- [TASK DESCRIPTION] Each line of the data that includes the string "dash" is to be copied out.
——
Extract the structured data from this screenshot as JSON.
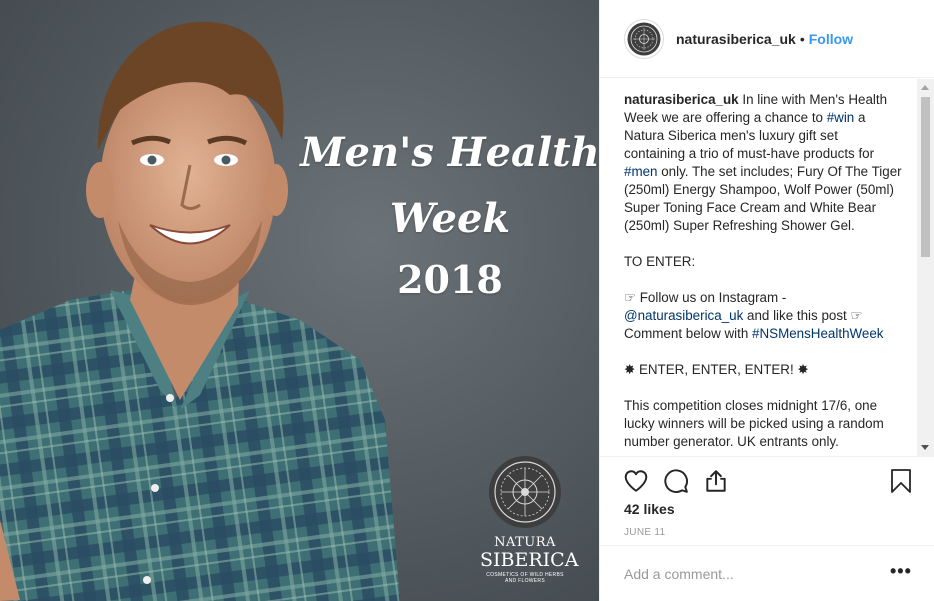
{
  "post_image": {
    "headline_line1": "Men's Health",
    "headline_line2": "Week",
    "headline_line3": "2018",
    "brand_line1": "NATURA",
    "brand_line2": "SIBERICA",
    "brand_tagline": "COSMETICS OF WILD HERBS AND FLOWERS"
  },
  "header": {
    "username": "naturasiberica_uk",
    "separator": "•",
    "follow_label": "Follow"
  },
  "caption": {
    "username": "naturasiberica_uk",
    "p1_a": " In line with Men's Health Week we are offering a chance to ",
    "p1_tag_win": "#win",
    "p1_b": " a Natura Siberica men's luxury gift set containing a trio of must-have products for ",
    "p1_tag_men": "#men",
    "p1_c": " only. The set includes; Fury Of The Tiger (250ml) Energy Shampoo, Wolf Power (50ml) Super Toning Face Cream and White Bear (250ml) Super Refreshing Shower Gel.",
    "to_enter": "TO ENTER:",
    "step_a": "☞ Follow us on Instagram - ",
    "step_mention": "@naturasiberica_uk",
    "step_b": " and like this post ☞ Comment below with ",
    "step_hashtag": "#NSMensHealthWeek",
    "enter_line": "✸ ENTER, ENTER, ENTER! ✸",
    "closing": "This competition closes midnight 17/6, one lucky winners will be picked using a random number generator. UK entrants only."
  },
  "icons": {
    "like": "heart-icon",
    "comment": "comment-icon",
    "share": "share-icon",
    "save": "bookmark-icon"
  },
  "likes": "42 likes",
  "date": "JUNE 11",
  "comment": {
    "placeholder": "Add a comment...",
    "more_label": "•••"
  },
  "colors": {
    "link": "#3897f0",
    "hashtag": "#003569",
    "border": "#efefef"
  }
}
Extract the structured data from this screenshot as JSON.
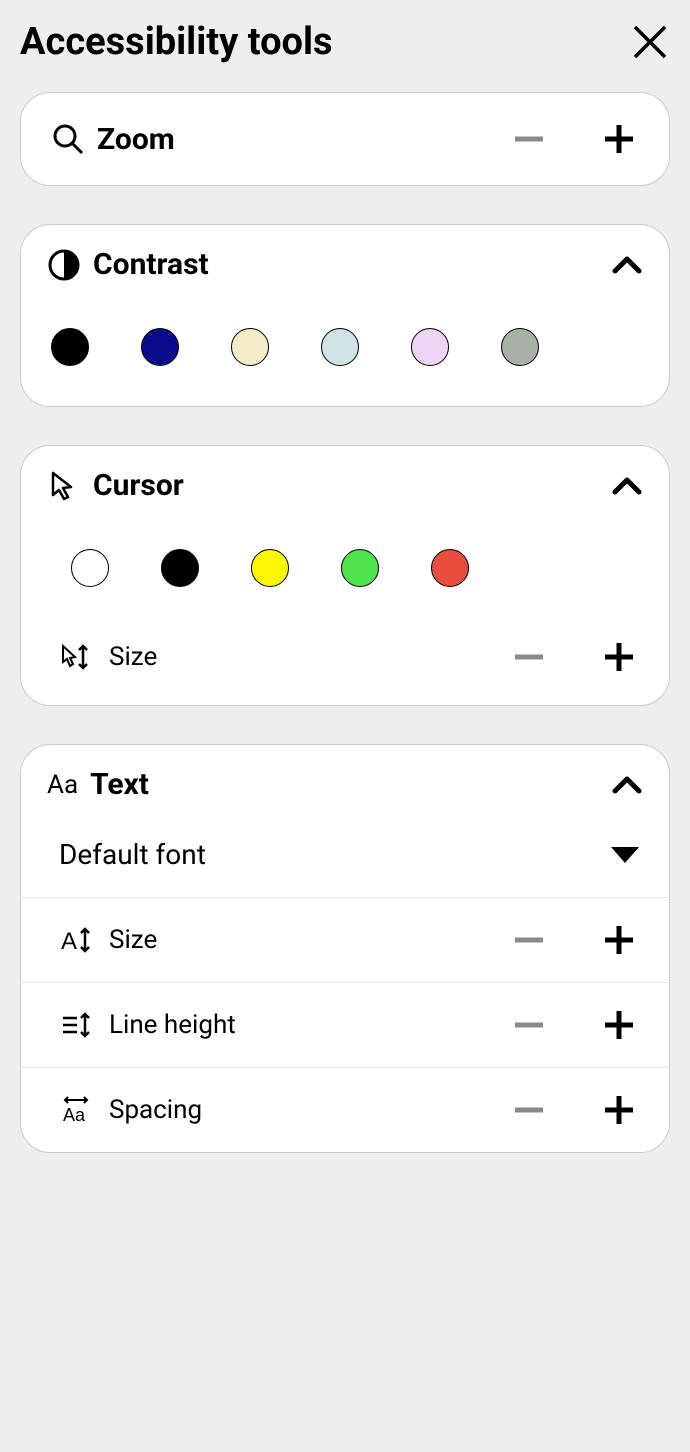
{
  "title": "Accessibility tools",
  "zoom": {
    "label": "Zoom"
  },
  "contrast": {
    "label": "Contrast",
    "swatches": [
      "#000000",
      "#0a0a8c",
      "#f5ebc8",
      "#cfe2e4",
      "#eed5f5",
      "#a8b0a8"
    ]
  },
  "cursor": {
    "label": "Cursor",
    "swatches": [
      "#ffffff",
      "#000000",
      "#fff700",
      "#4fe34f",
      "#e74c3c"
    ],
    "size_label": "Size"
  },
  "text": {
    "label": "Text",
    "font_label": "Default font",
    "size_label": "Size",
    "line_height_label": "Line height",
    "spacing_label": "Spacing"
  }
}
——
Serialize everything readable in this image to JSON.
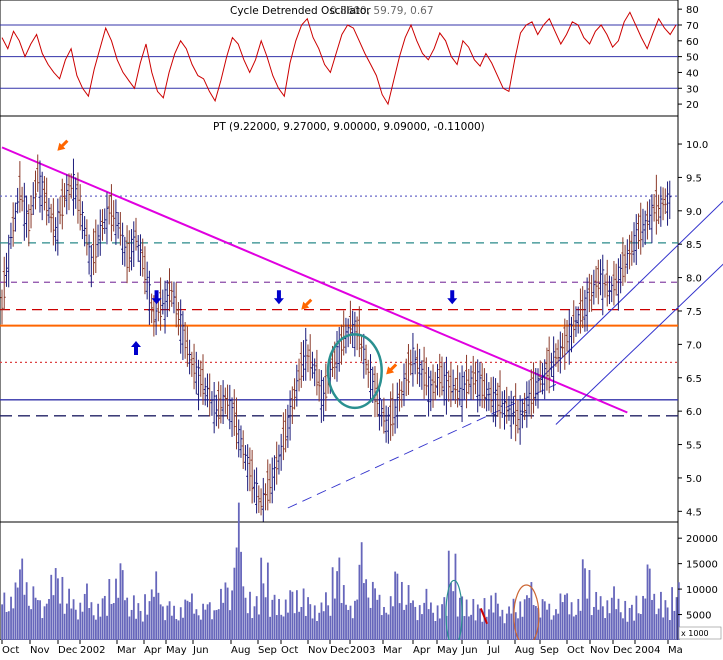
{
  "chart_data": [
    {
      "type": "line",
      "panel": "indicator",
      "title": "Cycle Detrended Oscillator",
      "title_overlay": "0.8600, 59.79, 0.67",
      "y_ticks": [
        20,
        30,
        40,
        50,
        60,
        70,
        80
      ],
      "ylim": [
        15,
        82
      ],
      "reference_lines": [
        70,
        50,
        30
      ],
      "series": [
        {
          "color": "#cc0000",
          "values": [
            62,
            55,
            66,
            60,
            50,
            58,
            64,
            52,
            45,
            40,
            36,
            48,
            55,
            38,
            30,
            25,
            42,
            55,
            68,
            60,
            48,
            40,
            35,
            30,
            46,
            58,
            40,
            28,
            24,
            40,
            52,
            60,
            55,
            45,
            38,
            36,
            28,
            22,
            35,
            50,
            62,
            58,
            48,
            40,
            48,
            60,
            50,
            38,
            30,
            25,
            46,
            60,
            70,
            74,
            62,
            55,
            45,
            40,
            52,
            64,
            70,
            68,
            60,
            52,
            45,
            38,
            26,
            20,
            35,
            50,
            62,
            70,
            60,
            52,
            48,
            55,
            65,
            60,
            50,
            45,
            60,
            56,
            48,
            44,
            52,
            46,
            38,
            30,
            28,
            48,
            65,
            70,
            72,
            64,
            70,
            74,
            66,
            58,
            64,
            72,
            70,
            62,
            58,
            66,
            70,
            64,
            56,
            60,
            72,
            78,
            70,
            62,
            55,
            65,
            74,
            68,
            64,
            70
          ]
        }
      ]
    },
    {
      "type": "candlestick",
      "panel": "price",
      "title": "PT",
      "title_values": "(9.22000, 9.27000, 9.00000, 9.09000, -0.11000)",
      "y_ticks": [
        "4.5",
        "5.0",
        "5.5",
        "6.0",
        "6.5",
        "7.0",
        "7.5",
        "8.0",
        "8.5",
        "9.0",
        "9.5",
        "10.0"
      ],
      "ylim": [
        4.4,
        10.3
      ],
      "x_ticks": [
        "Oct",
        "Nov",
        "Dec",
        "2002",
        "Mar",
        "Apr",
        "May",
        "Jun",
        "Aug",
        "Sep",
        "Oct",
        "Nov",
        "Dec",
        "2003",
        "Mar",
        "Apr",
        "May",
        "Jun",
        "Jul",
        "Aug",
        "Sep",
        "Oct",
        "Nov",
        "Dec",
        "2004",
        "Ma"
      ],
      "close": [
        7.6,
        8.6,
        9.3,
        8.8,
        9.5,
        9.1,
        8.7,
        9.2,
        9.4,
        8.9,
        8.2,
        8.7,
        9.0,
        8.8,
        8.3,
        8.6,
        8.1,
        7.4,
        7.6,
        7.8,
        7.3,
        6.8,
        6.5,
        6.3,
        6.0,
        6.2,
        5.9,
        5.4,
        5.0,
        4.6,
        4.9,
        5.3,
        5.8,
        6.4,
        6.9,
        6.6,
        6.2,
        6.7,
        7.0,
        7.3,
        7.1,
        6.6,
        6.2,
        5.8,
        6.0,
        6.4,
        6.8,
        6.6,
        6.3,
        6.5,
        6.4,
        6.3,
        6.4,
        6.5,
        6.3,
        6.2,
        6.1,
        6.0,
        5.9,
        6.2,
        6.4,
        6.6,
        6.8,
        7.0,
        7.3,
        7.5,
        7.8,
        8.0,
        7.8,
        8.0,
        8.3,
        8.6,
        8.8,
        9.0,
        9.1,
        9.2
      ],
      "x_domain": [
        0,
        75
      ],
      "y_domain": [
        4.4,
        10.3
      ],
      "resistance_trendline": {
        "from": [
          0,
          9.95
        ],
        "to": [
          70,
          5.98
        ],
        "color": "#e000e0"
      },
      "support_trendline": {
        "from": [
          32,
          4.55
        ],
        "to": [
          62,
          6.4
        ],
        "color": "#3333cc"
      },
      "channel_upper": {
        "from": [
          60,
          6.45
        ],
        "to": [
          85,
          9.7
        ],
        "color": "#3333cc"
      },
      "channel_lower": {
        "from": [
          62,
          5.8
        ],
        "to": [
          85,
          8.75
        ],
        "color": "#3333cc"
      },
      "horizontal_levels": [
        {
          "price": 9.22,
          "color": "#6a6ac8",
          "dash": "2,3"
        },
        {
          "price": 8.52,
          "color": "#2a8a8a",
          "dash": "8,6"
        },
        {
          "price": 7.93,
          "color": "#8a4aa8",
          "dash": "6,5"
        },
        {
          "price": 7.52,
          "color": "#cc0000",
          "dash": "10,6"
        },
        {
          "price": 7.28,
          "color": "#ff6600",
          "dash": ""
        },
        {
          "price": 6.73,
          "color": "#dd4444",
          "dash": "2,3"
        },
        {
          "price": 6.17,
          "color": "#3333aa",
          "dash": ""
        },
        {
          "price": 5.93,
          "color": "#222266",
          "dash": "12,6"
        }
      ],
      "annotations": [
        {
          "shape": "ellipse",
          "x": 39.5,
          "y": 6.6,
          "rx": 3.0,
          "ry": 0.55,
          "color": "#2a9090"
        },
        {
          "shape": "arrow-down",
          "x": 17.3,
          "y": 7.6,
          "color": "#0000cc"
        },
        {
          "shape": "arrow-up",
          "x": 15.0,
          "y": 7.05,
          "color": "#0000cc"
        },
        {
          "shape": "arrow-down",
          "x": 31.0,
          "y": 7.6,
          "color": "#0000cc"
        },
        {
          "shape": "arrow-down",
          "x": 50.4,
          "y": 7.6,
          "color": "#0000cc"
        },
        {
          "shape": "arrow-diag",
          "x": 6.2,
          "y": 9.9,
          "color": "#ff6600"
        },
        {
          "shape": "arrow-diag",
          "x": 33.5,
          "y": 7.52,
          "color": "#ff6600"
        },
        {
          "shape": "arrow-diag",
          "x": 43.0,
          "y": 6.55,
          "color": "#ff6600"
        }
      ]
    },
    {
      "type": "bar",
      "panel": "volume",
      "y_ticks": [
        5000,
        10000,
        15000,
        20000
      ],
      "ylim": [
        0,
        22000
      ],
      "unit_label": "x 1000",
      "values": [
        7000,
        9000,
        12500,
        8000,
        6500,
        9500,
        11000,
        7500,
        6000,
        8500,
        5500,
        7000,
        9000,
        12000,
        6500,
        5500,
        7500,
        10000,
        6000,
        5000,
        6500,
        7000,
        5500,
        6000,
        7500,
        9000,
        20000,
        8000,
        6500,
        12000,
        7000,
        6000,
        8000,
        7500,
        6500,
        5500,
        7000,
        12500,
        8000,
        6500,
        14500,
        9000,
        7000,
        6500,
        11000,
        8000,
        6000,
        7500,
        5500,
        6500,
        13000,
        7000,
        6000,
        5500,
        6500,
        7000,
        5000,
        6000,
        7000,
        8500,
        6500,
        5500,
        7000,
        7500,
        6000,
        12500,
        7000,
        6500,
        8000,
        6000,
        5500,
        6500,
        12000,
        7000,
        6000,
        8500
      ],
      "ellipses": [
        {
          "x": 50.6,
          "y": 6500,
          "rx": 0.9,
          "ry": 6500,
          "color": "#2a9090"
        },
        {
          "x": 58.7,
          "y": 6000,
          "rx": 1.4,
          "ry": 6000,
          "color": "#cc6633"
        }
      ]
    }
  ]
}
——
- [SOLUTION TO THE EXERCISE]
          "dash": "2,3"
          "dash": "8,6"
          "dash": "6,5"
          "dash": "10,6"
          "dash": ""
          "dash": "2,3"
          "dash": ""
          "dash": "12,6"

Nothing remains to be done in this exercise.